  • Seniors check out the THS College & Career Center Google Classroom for a list of scholarships available. These are the same scholarship as Naviance!!
  • RaiseMe offers micro-scholarship program for students in 9th-12th. For more information visit RaiseMe
  •  Office of Student Access and Completion (OSAC)  Due March 1st, Early Bird Due date is February 15th 
  • LCC Foundation has a variety of scholarships available for Local students Due March 1st
  • LCC has created a lists of scholarships available for Hispanic or Latino students

Many students also use large scholarship search engines to discover a wide range of scholarships that they may qualify for. Some common search engines used include:

Western Undergraduate Exchange “WUE”– The Western Undergraduate Exchange “WUE” program is an agreement between schools in western states which basically allows each others’ students to attend school out of state without the burden of out-of-state tuition. Refer to the site for specific information.

If you need help editing your essays or can use a grammar check, make sure to check out ProWritingAid it’s free and helpful.

Be sure to check Naviance and the THS College and Career Center – Seniors Google Classroom often or connect with College & Career Center to stay up-to-date on current scholarship opportunities.

Best Private Loans

Always borrow federal student loans before private loans. Once you've exhausted federal options, compare offers from multiple private lenders to find the lowest interest rate.

Private student loans are used to pay for college costs, but they originate with a bank, credit union or online lender rather than the federal government.

Private student loans can be a good option if:

You have already completed the Free Application for Federal Student Aid, known as the FAFSA, to see if you’re eligible for federal grants, work-study and federal loans.

  • You have already borrowed the maximum in both subsidized and unsubsidized federal student loans.
  • You have good credit (a credit score of 690 or above) or a co-signer who does. Most private student loan borrowers have a co-signer.
  • You borrow only what you need.

You can get personalized rates and find NerdWallet's top-ranked private student loans for students, parents, independent students, international students, part-time students and graduate school.

Information for Undocumented Students in Oregon 

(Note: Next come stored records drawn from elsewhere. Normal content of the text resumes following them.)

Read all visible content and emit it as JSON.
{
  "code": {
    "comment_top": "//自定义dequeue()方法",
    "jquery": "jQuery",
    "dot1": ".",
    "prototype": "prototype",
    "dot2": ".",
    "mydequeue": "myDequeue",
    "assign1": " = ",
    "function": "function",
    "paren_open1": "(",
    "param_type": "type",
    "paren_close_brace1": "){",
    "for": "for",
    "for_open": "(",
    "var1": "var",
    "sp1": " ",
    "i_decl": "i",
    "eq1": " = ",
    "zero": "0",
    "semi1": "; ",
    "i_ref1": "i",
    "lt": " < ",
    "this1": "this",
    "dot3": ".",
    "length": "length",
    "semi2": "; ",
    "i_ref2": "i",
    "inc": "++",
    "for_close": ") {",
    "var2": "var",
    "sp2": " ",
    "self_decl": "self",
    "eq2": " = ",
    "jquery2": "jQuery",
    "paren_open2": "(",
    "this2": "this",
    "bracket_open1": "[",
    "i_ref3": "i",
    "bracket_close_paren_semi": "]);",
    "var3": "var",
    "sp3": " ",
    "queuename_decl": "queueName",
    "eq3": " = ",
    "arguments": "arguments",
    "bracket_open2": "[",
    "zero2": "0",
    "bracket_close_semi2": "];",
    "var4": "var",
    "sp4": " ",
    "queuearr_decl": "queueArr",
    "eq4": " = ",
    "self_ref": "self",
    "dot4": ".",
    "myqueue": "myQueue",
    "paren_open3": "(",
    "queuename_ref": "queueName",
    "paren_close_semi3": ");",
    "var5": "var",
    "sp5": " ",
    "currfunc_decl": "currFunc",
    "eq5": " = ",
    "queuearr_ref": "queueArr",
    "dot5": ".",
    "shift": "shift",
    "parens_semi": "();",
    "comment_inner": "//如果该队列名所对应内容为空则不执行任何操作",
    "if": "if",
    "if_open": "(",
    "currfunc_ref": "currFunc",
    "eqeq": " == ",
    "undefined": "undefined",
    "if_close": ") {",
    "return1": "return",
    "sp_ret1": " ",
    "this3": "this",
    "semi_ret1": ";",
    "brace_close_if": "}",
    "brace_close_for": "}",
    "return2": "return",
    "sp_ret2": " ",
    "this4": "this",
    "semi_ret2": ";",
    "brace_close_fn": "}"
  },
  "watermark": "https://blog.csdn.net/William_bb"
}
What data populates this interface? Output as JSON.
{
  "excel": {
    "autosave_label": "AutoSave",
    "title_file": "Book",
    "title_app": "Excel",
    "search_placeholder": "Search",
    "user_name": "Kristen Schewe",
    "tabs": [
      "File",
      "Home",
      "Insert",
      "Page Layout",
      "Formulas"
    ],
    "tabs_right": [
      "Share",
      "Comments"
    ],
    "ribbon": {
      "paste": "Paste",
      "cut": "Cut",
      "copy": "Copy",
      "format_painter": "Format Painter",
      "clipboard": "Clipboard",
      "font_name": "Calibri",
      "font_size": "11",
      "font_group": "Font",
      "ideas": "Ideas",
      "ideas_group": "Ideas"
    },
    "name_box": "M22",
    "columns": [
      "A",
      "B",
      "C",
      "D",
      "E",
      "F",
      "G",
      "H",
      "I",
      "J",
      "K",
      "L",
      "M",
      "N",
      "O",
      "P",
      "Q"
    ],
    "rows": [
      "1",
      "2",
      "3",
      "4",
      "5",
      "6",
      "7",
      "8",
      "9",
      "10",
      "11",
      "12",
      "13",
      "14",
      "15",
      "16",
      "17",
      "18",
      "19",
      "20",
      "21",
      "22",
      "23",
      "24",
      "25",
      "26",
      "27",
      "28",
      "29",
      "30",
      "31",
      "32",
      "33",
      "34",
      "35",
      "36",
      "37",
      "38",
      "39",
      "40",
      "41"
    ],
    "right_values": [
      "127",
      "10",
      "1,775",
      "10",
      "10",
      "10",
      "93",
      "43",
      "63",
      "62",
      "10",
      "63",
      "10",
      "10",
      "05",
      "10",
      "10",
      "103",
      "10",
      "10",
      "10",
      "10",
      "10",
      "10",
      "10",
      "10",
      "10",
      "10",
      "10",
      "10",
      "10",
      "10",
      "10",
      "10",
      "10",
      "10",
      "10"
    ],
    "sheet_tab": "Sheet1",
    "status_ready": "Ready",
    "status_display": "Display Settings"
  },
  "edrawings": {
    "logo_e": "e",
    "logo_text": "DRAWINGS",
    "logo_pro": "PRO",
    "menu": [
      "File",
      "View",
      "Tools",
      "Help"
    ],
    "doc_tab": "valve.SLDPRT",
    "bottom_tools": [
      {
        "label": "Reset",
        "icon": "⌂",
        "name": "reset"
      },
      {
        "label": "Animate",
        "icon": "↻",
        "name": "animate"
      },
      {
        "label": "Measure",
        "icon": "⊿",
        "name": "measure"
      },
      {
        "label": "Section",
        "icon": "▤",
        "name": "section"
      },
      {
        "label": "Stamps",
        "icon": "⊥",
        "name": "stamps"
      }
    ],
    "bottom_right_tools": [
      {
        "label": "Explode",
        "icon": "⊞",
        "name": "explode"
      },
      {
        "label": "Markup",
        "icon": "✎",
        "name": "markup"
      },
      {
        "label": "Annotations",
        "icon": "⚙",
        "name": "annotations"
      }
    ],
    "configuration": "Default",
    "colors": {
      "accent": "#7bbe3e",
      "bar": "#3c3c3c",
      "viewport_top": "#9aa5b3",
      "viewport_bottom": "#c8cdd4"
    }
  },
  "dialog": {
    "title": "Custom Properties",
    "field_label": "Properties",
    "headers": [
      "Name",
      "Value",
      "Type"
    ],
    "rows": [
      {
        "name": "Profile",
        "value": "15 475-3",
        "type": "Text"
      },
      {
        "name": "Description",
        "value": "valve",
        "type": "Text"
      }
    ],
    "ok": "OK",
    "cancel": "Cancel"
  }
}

Who submits the ORSAA? Oregon residents who have undocumented status, Deferred Action for Childhood Arrivals (DACA) status, and/or Temporary Protected Status (TPS). To be eligible for most types of financial aid, students must complete the Free Application for Federal Student Aid (FAFSA) or the Oregon Student Aid Application (ORSAA). These applications compile financial information and other details about students and families, which the US Department of Education and the State of Oregon use to determine financial need and eligibility for various financial aid opportunities. Both the FAFSA and ORSAA open on October 1 each year.

ORSAA Students should add to your email contacts so that important messages do not go to your Spam or Trash folders.